Snooker has gone big time - Beijing style.
Not long ago, the ranking event was treated to an opening ceremony where the players were paraded like Oscar nominees.
The popularity has been propelled in no small measure by the emergence of Ding, who started the season ranked 27 in the world but is now established in the top 10.
Who's to say we won't see eight players from China at The Crucible in the future?
Ding has already won three ranking tournaments including the sport's second biggest, the UK Championship, and his triumph in the 2005 China Open was watched by an estimated 110m in his homeland.
In recent seasons, he and 30-year-old Marco Fu of Hong Kong, who won the 2007 Grand Prix, have led the South Asian contingent, but this year the pair have been joined by two more Chinese at The Crucible - Liu Chuang and Liang Wenbo.
It is the first time a country outside the British Isles has been represented by that number of players.
Six-time world champion and BBC analyst Steve Davis believes that figure will grow in the next few years.
"Seeing four or so Chinese players in ranking events will soon become a common trend," Davis told BBC Sport.

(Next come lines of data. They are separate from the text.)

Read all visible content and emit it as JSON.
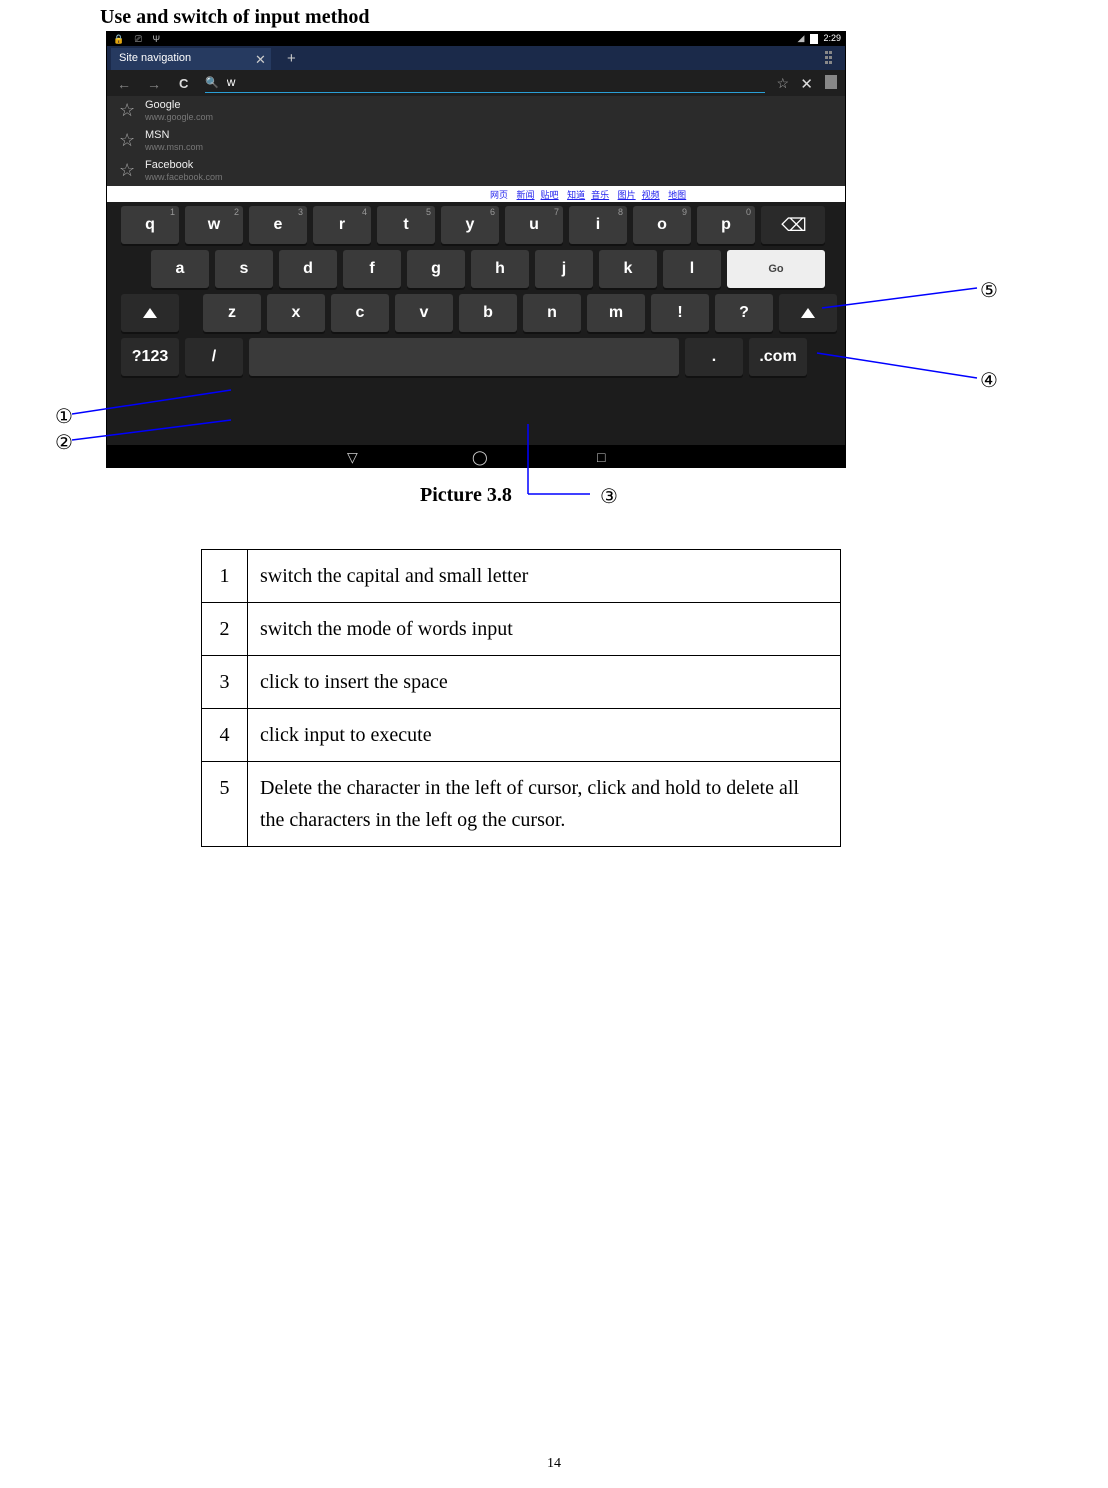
{
  "title": "Use and switch of input method",
  "caption": "Picture 3.8",
  "pagenum": "14",
  "status": {
    "time": "2:29"
  },
  "tab": {
    "label": "Site navigation"
  },
  "url": {
    "value": "w"
  },
  "sugg": [
    {
      "name": "Google",
      "url": "www.google.com"
    },
    {
      "name": "MSN",
      "url": "www.msn.com"
    },
    {
      "name": "Facebook",
      "url": "www.facebook.com"
    }
  ],
  "toplinks": [
    "网页",
    "新闻",
    "贴吧",
    "知道",
    "音乐",
    "图片",
    "视频",
    "地图"
  ],
  "kbd": {
    "row1": [
      {
        "k": "q",
        "s": "1"
      },
      {
        "k": "w",
        "s": "2"
      },
      {
        "k": "e",
        "s": "3"
      },
      {
        "k": "r",
        "s": "4"
      },
      {
        "k": "t",
        "s": "5"
      },
      {
        "k": "y",
        "s": "6"
      },
      {
        "k": "u",
        "s": "7"
      },
      {
        "k": "i",
        "s": "8"
      },
      {
        "k": "o",
        "s": "9"
      },
      {
        "k": "p",
        "s": "0"
      }
    ],
    "row2": [
      "a",
      "s",
      "d",
      "f",
      "g",
      "h",
      "j",
      "k",
      "l"
    ],
    "row3": [
      "z",
      "x",
      "c",
      "v",
      "b",
      "n",
      "m",
      "!",
      "?"
    ],
    "mode": "?123",
    "slash": "/",
    "dot": ".",
    "com": ".com",
    "go": "Go"
  },
  "ann": {
    "a1": "①",
    "a2": "②",
    "a3": "③",
    "a4": "④",
    "a5": "⑤"
  },
  "legend": [
    {
      "n": "1",
      "t": "switch the capital and small letter"
    },
    {
      "n": "2",
      "t": "switch the mode of words input"
    },
    {
      "n": "3",
      "t": "click to insert the space"
    },
    {
      "n": "4",
      "t": "click input to execute"
    },
    {
      "n": "5",
      "t": "Delete the character in the left of cursor, click and hold to delete all the characters in the left og the cursor."
    }
  ]
}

"Liu Chuang and Liang Wenbo have done well in the qualifiers and who's to say we won't see eight players from China at The Crucible in the future.
Steve David says "It will have a positive knock-on effect for snooker because China will want to host more events."
Approximately 50m people play snooker in China and in Beijing alone there are 300 venues.
With statistics like that, Davis's prediction is not outlandish.
I think the public would like to see the World Championship in China one day.
I think they would also like to see the World Championship in China one day.
A few years ago that suggestion might have been greeted with bemusement, and a fair degree of derision.
And if the growth in China continues apace, the sport can look forward to a very healthy global future.
What're your thoughts on the 'Chinese Snooker Revolution'? Are you against it or all for it?